October 13, 2004 7:04 AM PDT

France fries cell phones

Related Stories

Cell phone talker's arrest stirs etiquette debate

September 28, 2004

Airbus: In 2006, keep your cell phone on

September 15, 2004

Drop the phone--now

July 30, 2004
French mobile users who refuse to switch off their phones while watching a movie or play will face new obstacles as venues begin installing signal-jamming equipment in line with new laws.

The right to block phone signals within such buildings is now effect in France. Installing such equipment will reportedly to cost about $7,300 (6,000 euros) per instance but appears set to win priceless levels of customer satisfaction, with surveys showing overwhelming support in France for the measures that address rudeness.

Mobile phones users blocked under the new French measure will still be able to make outgoing calls to emergency services numbers in case somebody becomes ill, for example, during a performance--a feature that is a requirement of any such implementation.

Similarly, phone users will be able to step into a hallway to make an urgent call or check messages as the block is strictly limited to the perimeter of the performance area.

Kevin Spacey, a Hollywood actor and now artistic director at London's Old Vic theater, recently criticized British audiences for failing to switch off their phones during performances.

"You have to respect the fact there is some degree of behavior that we expect in the theater, and we're going to demand it at the Old Vic," Spacey told BBC Radio 4 last month. "It's a phone-free zone. We don't want them ringing, and we certainly don't want them ringing and people ignoring them, pretending that it's not theirs."

Will Sturgeon of Silicon.com reported from London.


Join the conversation!
Add your comment
It's about time
I've always wanted a company to do this.
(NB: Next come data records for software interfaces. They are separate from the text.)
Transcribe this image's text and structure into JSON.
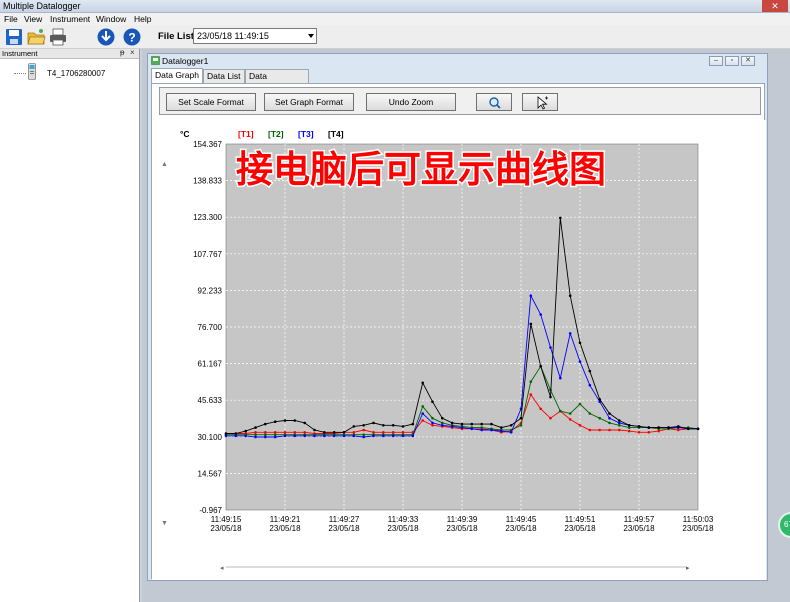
{
  "app": {
    "title": "Multiple Datalogger",
    "menu": [
      "File",
      "View",
      "Instrument",
      "Window",
      "Help"
    ]
  },
  "toolbar": {
    "icons": [
      "save-icon",
      "open-folder-icon",
      "print-icon",
      "download-icon",
      "help-icon"
    ],
    "file_list_label": "File List",
    "file_list_value": "23/05/18 11:49:15"
  },
  "instrument_panel": {
    "title": "Instrument",
    "pin_glyph": "ᵽ",
    "close_glyph": "×",
    "items": [
      "T4_1706280007"
    ]
  },
  "child_window": {
    "title": "Datalogger1",
    "tabs": [
      "Data Graph",
      "Data List",
      "Data Summary"
    ],
    "active_tab": 0,
    "buttons": {
      "set_scale": "Set Scale Format",
      "set_graph": "Set Graph Format",
      "undo_zoom": "Undo Zoom"
    }
  },
  "overlay_text": "接电脑后可显示曲线图",
  "side_badge": "67",
  "colors": {
    "T1": "#ff0000",
    "T2": "#006600",
    "T3": "#0000ff",
    "T4": "#000000",
    "plot_bg": "#c6c6c6",
    "overlay": "#ff0000"
  },
  "chart_data": {
    "type": "line",
    "ylabel": "°C",
    "ylim": [
      -0.967,
      154.367
    ],
    "yticks": [
      "154.367",
      "138.833",
      "123.300",
      "107.767",
      "92.233",
      "76.700",
      "61.167",
      "45.633",
      "30.100",
      "14.567",
      "-0.967"
    ],
    "xticks": [
      {
        "time": "11:49:15",
        "date": "23/05/18"
      },
      {
        "time": "11:49:21",
        "date": "23/05/18"
      },
      {
        "time": "11:49:27",
        "date": "23/05/18"
      },
      {
        "time": "11:49:33",
        "date": "23/05/18"
      },
      {
        "time": "11:49:39",
        "date": "23/05/18"
      },
      {
        "time": "11:49:45",
        "date": "23/05/18"
      },
      {
        "time": "11:49:51",
        "date": "23/05/18"
      },
      {
        "time": "11:49:57",
        "date": "23/05/18"
      },
      {
        "time": "11:50:03",
        "date": "23/05/18"
      }
    ],
    "x_seconds": [
      0,
      1,
      2,
      3,
      4,
      5,
      6,
      7,
      8,
      9,
      10,
      11,
      12,
      13,
      14,
      15,
      16,
      17,
      18,
      19,
      20,
      21,
      22,
      23,
      24,
      25,
      26,
      27,
      28,
      29,
      30,
      31,
      32,
      33,
      34,
      35,
      36,
      37,
      38,
      39,
      40,
      41,
      42,
      43,
      44,
      45,
      46,
      47,
      48
    ],
    "grid": true,
    "legend": "top-left",
    "series": [
      {
        "name": "T1",
        "values": [
          31.5,
          31.5,
          31.5,
          32.0,
          32.0,
          32.0,
          32.0,
          32.0,
          32.0,
          31.5,
          31.5,
          31.5,
          32.0,
          32.0,
          33.0,
          32.0,
          32.0,
          32.0,
          32.0,
          32.0,
          37.0,
          35.0,
          34.5,
          34.0,
          33.5,
          33.5,
          33.5,
          33.0,
          32.0,
          32.5,
          36.0,
          48.0,
          42.0,
          38.0,
          41.0,
          37.5,
          35.0,
          33.0,
          33.0,
          33.0,
          33.0,
          32.5,
          32.0,
          32.0,
          32.5,
          33.5,
          33.0,
          33.5,
          33.5
        ]
      },
      {
        "name": "T2",
        "values": [
          31.0,
          31.0,
          31.0,
          31.0,
          31.0,
          31.0,
          31.0,
          31.0,
          31.0,
          31.0,
          31.0,
          31.0,
          31.0,
          31.0,
          31.0,
          31.0,
          31.0,
          31.0,
          31.0,
          31.0,
          43.0,
          38.0,
          36.0,
          35.0,
          34.5,
          34.0,
          34.0,
          33.5,
          33.0,
          33.0,
          35.0,
          53.5,
          60.0,
          50.0,
          41.0,
          40.0,
          44.0,
          40.0,
          38.0,
          36.0,
          35.0,
          34.0,
          34.0,
          34.0,
          33.5,
          33.5,
          34.0,
          34.0,
          33.5
        ]
      },
      {
        "name": "T3",
        "values": [
          30.5,
          30.5,
          30.5,
          30.0,
          30.0,
          30.0,
          30.5,
          30.5,
          30.5,
          30.5,
          30.5,
          30.5,
          30.5,
          30.5,
          30.0,
          30.5,
          30.5,
          30.5,
          30.5,
          30.5,
          40.0,
          36.0,
          35.0,
          34.5,
          34.0,
          33.5,
          33.0,
          33.0,
          32.5,
          32.0,
          42.0,
          90.0,
          82.0,
          68.0,
          55.0,
          74.0,
          62.0,
          52.0,
          45.0,
          38.0,
          36.0,
          35.0,
          34.5,
          34.0,
          34.0,
          34.0,
          34.0,
          33.5,
          33.5
        ]
      },
      {
        "name": "T4",
        "values": [
          31.5,
          31.5,
          32.5,
          34.0,
          35.5,
          36.5,
          37.0,
          37.0,
          36.0,
          33.0,
          32.0,
          32.0,
          32.0,
          34.5,
          35.0,
          36.0,
          35.0,
          35.0,
          34.5,
          35.5,
          53.0,
          45.0,
          38.0,
          36.0,
          35.5,
          35.5,
          35.5,
          35.5,
          34.0,
          35.0,
          38.0,
          78.0,
          60.0,
          47.0,
          123.0,
          90.0,
          70.0,
          58.0,
          46.0,
          40.0,
          37.0,
          35.0,
          34.5,
          34.0,
          34.0,
          34.0,
          34.5,
          33.5,
          33.5
        ]
      }
    ]
  }
}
Talking on a cell phone during a movie is inexcusable and, to be fair, on par with talking at all during a movie. Both actions generally get looks from me that could kill.

While they're at it, throw these on airplanes. Just last month, I was travelling and there happened to be a young woman who was intoxicated and refused to get off her phone. After much coersion, the young woman finally shut the thing down, but she wasn't happy about it. And guess what? The second the first wheel hit the ground, she was back on it.

Why is "human connectivity" such a big deal? Personally, I relish moments of the day where I am removed from people. Furthermore, people on phones are terribly oblivious of their surroundings. You ever snuck up on someone on a cell phone? It isn't any fun because it's too damn easy.
Posted by Christopher Hall (1205 comments )
Reply Link Flag
Means to mute phones.
They really need to create a method to force a phone into silent mode. There are occasions when someone will have an emergency phone call coming in, and they need to be notified. You can use some of the same methods they have to block calls with the devised system to send a snigle SMS message with the phone number of the caller. This will let them know they had a call and to go to the lobby and call the person back if it might be important.
Posted by zaznet (1138 comments )
Reply Link Flag
Just plain right
It's saddly that this has to be done but what to expect when there are too many people out there that ain't got any manners when they came to places where you ought to be silent.

Just hope this will be common in every public place where silence is wanted and it's not obeyed today.
Posted by OLIRC (4 comments )
Reply Link Flag

Join the conversation

Add your comment

The posting of advertisements, profanity, or personal attacks is prohibited. Click here to review our Terms of Use.

What's Hot



RSS Feeds

Add headlines from CNET News to your homepage or feedreader.